The Spider Diagram method is a “quick and dirty” way to get a useful snapshot about how participants evaluate a workshop. Use it along with interviews and if necessary in addition to a more formal survey. It allows you to give participants an immediate visual impression of the group’s thinking related to an event.
We used it this time to get an idea of how the group felt about the accomplishment of the workshop objectives and the different sessions of this 3 ½ day event.
Did we accomplish what we planned to do?
- “Identify a set of story ideas”: Definitively yes.
- “Identify means, incentives, and opportunities to strengthen collective communications”: participants agree that this was achieved “more or less”.
- “Develop a work plan for 2009 collective communications”; And “Provide input into the CGIAR Reform”: Some say yes, some say more or less.
How did the different sessions go?
- The two opportunities of a dialogue with the Transition Management Team where highly appreciated and got the best rankings.
The group appreciated almost equally:
- The River of Life where Nathan Russell, with the help of many long time members of the group, reviewed the history of the different attempts of collective communication actions in the CGIAR.
- The Speed Open Space where participants could share and learn more about other’s peoples work and ideas in 20 minute parallel sessions.
- The presentation by Helen Leitch (WorldFish) on the results of WorldFish’s CGIAR center survey on Communications.
Another group of similar and positive rated sessions were:
- The story development session led by Jeff Hawskins from Burness Communications.
- The collective effort to set up and prioritize a work plan for 2009.
The one single session that received mixed evaluation was the Samaon Circle on Communications in the New CGIAR. Was it because of the topic or the format of the session? This is something we still need to figure out.
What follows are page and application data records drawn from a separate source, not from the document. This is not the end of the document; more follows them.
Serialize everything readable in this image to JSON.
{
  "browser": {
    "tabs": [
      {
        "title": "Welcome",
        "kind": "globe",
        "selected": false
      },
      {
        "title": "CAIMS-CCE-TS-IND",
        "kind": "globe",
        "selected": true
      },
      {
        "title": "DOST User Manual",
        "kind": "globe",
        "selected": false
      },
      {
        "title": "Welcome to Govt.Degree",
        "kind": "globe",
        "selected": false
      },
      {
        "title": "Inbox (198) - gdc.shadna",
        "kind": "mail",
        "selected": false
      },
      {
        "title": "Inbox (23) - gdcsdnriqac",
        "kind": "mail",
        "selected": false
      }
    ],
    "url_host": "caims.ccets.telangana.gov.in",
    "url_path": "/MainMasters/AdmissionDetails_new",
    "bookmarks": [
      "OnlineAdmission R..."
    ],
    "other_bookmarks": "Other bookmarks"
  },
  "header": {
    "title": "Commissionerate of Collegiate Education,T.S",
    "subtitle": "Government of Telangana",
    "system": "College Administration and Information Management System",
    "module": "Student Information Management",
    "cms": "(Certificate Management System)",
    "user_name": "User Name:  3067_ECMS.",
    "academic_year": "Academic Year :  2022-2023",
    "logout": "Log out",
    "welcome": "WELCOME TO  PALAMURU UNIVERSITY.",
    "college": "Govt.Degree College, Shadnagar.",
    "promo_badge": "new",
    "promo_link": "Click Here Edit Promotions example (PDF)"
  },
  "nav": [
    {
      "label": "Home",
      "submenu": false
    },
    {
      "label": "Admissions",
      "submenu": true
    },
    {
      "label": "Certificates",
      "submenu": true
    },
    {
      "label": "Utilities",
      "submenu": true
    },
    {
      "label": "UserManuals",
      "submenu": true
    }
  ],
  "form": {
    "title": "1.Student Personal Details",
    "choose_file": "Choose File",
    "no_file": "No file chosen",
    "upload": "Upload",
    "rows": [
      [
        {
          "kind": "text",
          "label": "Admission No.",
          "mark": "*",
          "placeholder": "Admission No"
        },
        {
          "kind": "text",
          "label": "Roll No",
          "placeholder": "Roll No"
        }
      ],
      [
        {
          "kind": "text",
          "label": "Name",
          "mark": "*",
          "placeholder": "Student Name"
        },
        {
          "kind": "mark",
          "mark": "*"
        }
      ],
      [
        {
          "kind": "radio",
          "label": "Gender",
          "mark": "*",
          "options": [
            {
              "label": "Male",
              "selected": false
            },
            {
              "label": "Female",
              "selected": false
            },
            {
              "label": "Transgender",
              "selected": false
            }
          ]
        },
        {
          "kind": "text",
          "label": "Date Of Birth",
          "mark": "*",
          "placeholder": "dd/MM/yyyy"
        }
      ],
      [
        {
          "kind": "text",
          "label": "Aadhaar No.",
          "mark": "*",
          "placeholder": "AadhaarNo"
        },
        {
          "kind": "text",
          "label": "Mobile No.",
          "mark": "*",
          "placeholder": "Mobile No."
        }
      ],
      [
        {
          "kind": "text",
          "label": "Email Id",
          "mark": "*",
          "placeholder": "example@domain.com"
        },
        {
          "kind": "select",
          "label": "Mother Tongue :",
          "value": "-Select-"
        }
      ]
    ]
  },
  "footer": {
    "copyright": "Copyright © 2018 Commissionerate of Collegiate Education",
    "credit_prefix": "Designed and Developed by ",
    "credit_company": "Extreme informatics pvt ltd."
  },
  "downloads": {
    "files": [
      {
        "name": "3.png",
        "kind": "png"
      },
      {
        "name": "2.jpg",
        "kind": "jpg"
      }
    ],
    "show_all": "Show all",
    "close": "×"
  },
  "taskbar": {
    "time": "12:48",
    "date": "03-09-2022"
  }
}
Social, Logistics (thanks WorldFish) and facilitation got very positive rankings.